Web page and app entries

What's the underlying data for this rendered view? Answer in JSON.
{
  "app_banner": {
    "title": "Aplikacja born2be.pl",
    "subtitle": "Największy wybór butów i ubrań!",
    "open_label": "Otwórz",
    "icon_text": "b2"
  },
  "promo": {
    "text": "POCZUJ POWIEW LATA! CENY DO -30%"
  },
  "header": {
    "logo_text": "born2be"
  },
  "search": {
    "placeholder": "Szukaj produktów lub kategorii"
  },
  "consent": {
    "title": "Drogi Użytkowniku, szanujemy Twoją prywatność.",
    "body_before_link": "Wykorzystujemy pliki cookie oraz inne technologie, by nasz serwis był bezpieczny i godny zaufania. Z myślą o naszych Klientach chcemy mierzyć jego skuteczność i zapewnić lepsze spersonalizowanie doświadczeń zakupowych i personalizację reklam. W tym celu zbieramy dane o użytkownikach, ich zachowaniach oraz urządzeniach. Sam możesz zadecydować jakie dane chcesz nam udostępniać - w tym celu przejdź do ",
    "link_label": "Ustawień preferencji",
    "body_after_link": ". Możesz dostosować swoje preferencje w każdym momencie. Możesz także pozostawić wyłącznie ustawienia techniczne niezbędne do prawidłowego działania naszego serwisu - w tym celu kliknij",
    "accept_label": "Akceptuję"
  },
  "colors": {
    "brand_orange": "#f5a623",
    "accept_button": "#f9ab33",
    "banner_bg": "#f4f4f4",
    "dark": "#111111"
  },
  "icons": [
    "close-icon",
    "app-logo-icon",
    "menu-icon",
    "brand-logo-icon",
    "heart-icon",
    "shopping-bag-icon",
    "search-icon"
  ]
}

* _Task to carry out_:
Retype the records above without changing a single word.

* _Solved exercise_:
What's the underlying data for this rendered view? Answer in JSON.
{
  "app_banner": {
    "title": "Aplikacja born2be.pl",
    "subtitle": "Największy wybór butów i ubrań!",
    "open_label": "Otwórz",
    "icon_text": "b2"
  },
  "promo": {
    "text": "POCZUJ POWIEW LATA! CENY DO -30%"
  },
  "header": {
    "logo_text": "born2be"
  },
  "search": {
    "placeholder": "Szukaj produktów lub kategorii"
  },
  "consent": {
    "title": "Drogi Użytkowniku, szanujemy Twoją prywatność.",
    "body_before_link": "Wykorzystujemy pliki cookie oraz inne technologie, by nasz serwis był bezpieczny i godny zaufania. Z myślą o naszych Klientach chcemy mierzyć jego skuteczność i zapewnić lepsze spersonalizowanie doświadczeń zakupowych i personalizację reklam. W tym celu zbieramy dane o użytkownikach, ich zachowaniach oraz urządzeniach. Sam możesz zadecydować jakie dane chcesz nam udostępniać - w tym celu przejdź do ",
    "link_label": "Ustawień preferencji",
    "body_after_link": ". Możesz dostosować swoje preferencje w każdym momencie. Możesz także pozostawić wyłącznie ustawienia techniczne niezbędne do prawidłowego działania naszego serwisu - w tym celu kliknij",
    "accept_label": "Akceptuję"
  },
  "colors": {
    "brand_orange": "#f5a623",
    "accept_button": "#f9ab33",
    "banner_bg": "#f4f4f4",
    "dark": "#111111"
  },
  "icons": [
    "close-icon",
    "app-logo-icon",
    "menu-icon",
    "brand-logo-icon",
    "heart-icon",
    "shopping-bag-icon",
    "search-icon"
  ]
}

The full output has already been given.